tunities to solve the immediate crime, prevent new ones, and reduce community fear and despair. They recommended that the mayor:
give enraged young relatives and acquaintances of murder victims immediate attention—from police, counselors, and the community—commensurate with their dual status as sources of help in solving the immediate case and potential violent perpetrators in revenge killings;
keep the police officer on the neighborhood community beat informed regarding all 911 calls for assistance and the police response—to develop his or her own understanding of the community and to communicate as much as is feasible to satisfy residents' legitimate needs for information and reassurance;

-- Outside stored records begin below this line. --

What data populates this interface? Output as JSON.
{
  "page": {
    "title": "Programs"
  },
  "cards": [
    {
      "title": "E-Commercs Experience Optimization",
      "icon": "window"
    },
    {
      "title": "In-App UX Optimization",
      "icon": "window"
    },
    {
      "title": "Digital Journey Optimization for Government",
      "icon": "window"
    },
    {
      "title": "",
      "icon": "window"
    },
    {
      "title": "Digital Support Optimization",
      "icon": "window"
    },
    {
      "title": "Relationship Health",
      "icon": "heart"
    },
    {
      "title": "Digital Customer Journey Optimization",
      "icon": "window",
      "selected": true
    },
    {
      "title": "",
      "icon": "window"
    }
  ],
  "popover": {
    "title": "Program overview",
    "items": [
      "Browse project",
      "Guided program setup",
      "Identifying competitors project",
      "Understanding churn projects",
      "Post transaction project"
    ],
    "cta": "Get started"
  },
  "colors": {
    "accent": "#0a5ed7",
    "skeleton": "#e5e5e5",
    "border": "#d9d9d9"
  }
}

create an active Victim Assistance Unit that, while providing psychological and practical help to surviving victims and families, also advances the larger goals of reducing fear, promoting positive attitudes toward the criminal justice system, and creating channels for information that may be useful in solving the case; and
mount immediate and visible police patrols in the vicinity of a "violence wave"—to reduce fear and encourage a helpful community presence on the street, even if patrols are not expected to advance the ongoing investigation.

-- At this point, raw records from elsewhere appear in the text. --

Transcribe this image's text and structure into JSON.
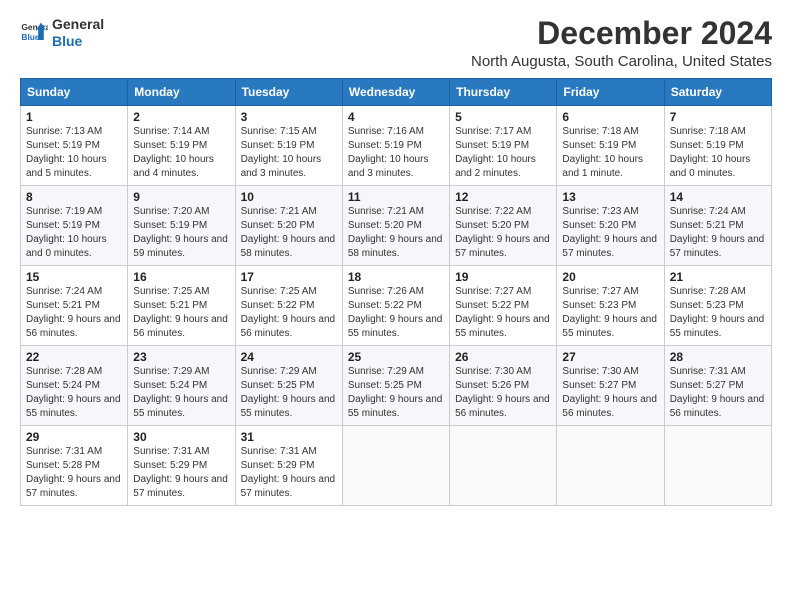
{
  "logo": {
    "line1": "General",
    "line2": "Blue"
  },
  "title": "December 2024",
  "subtitle": "North Augusta, South Carolina, United States",
  "headers": [
    "Sunday",
    "Monday",
    "Tuesday",
    "Wednesday",
    "Thursday",
    "Friday",
    "Saturday"
  ],
  "weeks": [
    [
      {
        "day": "1",
        "sunrise": "Sunrise: 7:13 AM",
        "sunset": "Sunset: 5:19 PM",
        "daylight": "Daylight: 10 hours and 5 minutes."
      },
      {
        "day": "2",
        "sunrise": "Sunrise: 7:14 AM",
        "sunset": "Sunset: 5:19 PM",
        "daylight": "Daylight: 10 hours and 4 minutes."
      },
      {
        "day": "3",
        "sunrise": "Sunrise: 7:15 AM",
        "sunset": "Sunset: 5:19 PM",
        "daylight": "Daylight: 10 hours and 3 minutes."
      },
      {
        "day": "4",
        "sunrise": "Sunrise: 7:16 AM",
        "sunset": "Sunset: 5:19 PM",
        "daylight": "Daylight: 10 hours and 3 minutes."
      },
      {
        "day": "5",
        "sunrise": "Sunrise: 7:17 AM",
        "sunset": "Sunset: 5:19 PM",
        "daylight": "Daylight: 10 hours and 2 minutes."
      },
      {
        "day": "6",
        "sunrise": "Sunrise: 7:18 AM",
        "sunset": "Sunset: 5:19 PM",
        "daylight": "Daylight: 10 hours and 1 minute."
      },
      {
        "day": "7",
        "sunrise": "Sunrise: 7:18 AM",
        "sunset": "Sunset: 5:19 PM",
        "daylight": "Daylight: 10 hours and 0 minutes."
      }
    ],
    [
      {
        "day": "8",
        "sunrise": "Sunrise: 7:19 AM",
        "sunset": "Sunset: 5:19 PM",
        "daylight": "Daylight: 10 hours and 0 minutes."
      },
      {
        "day": "9",
        "sunrise": "Sunrise: 7:20 AM",
        "sunset": "Sunset: 5:19 PM",
        "daylight": "Daylight: 9 hours and 59 minutes."
      },
      {
        "day": "10",
        "sunrise": "Sunrise: 7:21 AM",
        "sunset": "Sunset: 5:20 PM",
        "daylight": "Daylight: 9 hours and 58 minutes."
      },
      {
        "day": "11",
        "sunrise": "Sunrise: 7:21 AM",
        "sunset": "Sunset: 5:20 PM",
        "daylight": "Daylight: 9 hours and 58 minutes."
      },
      {
        "day": "12",
        "sunrise": "Sunrise: 7:22 AM",
        "sunset": "Sunset: 5:20 PM",
        "daylight": "Daylight: 9 hours and 57 minutes."
      },
      {
        "day": "13",
        "sunrise": "Sunrise: 7:23 AM",
        "sunset": "Sunset: 5:20 PM",
        "daylight": "Daylight: 9 hours and 57 minutes."
      },
      {
        "day": "14",
        "sunrise": "Sunrise: 7:24 AM",
        "sunset": "Sunset: 5:21 PM",
        "daylight": "Daylight: 9 hours and 57 minutes."
      }
    ],
    [
      {
        "day": "15",
        "sunrise": "Sunrise: 7:24 AM",
        "sunset": "Sunset: 5:21 PM",
        "daylight": "Daylight: 9 hours and 56 minutes."
      },
      {
        "day": "16",
        "sunrise": "Sunrise: 7:25 AM",
        "sunset": "Sunset: 5:21 PM",
        "daylight": "Daylight: 9 hours and 56 minutes."
      },
      {
        "day": "17",
        "sunrise": "Sunrise: 7:25 AM",
        "sunset": "Sunset: 5:22 PM",
        "daylight": "Daylight: 9 hours and 56 minutes."
      },
      {
        "day": "18",
        "sunrise": "Sunrise: 7:26 AM",
        "sunset": "Sunset: 5:22 PM",
        "daylight": "Daylight: 9 hours and 55 minutes."
      },
      {
        "day": "19",
        "sunrise": "Sunrise: 7:27 AM",
        "sunset": "Sunset: 5:22 PM",
        "daylight": "Daylight: 9 hours and 55 minutes."
      },
      {
        "day": "20",
        "sunrise": "Sunrise: 7:27 AM",
        "sunset": "Sunset: 5:23 PM",
        "daylight": "Daylight: 9 hours and 55 minutes."
      },
      {
        "day": "21",
        "sunrise": "Sunrise: 7:28 AM",
        "sunset": "Sunset: 5:23 PM",
        "daylight": "Daylight: 9 hours and 55 minutes."
      }
    ],
    [
      {
        "day": "22",
        "sunrise": "Sunrise: 7:28 AM",
        "sunset": "Sunset: 5:24 PM",
        "daylight": "Daylight: 9 hours and 55 minutes."
      },
      {
        "day": "23",
        "sunrise": "Sunrise: 7:29 AM",
        "sunset": "Sunset: 5:24 PM",
        "daylight": "Daylight: 9 hours and 55 minutes."
      },
      {
        "day": "24",
        "sunrise": "Sunrise: 7:29 AM",
        "sunset": "Sunset: 5:25 PM",
        "daylight": "Daylight: 9 hours and 55 minutes."
      },
      {
        "day": "25",
        "sunrise": "Sunrise: 7:29 AM",
        "sunset": "Sunset: 5:25 PM",
        "daylight": "Daylight: 9 hours and 55 minutes."
      },
      {
        "day": "26",
        "sunrise": "Sunrise: 7:30 AM",
        "sunset": "Sunset: 5:26 PM",
        "daylight": "Daylight: 9 hours and 56 minutes."
      },
      {
        "day": "27",
        "sunrise": "Sunrise: 7:30 AM",
        "sunset": "Sunset: 5:27 PM",
        "daylight": "Daylight: 9 hours and 56 minutes."
      },
      {
        "day": "28",
        "sunrise": "Sunrise: 7:31 AM",
        "sunset": "Sunset: 5:27 PM",
        "daylight": "Daylight: 9 hours and 56 minutes."
      }
    ],
    [
      {
        "day": "29",
        "sunrise": "Sunrise: 7:31 AM",
        "sunset": "Sunset: 5:28 PM",
        "daylight": "Daylight: 9 hours and 57 minutes."
      },
      {
        "day": "30",
        "sunrise": "Sunrise: 7:31 AM",
        "sunset": "Sunset: 5:29 PM",
        "daylight": "Daylight: 9 hours and 57 minutes."
      },
      {
        "day": "31",
        "sunrise": "Sunrise: 7:31 AM",
        "sunset": "Sunset: 5:29 PM",
        "daylight": "Daylight: 9 hours and 57 minutes."
      },
      null,
      null,
      null,
      null
    ]
  ]
}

Community reluctance to cooperate with criminal justice authorities lessens the ability of the system to reduce violence by punishing offenders. Nationally, only about one-half of all serious violent crimes are reported to police, and witness reluctance is a significant and growing impediment to successful prosecution after arrest. Between 1974 and 1990, the percentage of felony cases dismissed due to witness problems approximately doubled for violent crimes and grew 12-fold for drug and other "vice" crimes in Cornet City. A judge there has called witness intimidation the major problem facing the local criminal justice system.
Conference participants saw effective, nonintrusive witness protection as both a right and a tool for reducing violence. As television crime shows describe incessantly, typical witness protection programs are designed for long-time racketeers with few family or community ties, who feel trapped between organizational death sentences if they cooperate and long prison sentences if they refuse to do so. Understandably, witnesses facing this dilemma willingly take extreme and disruptive measures to protect themselves. But for most witnesses who are law-abiding citizens, if they are faced with a choice between entering such a program and remaining silent, they are likely to choose silence.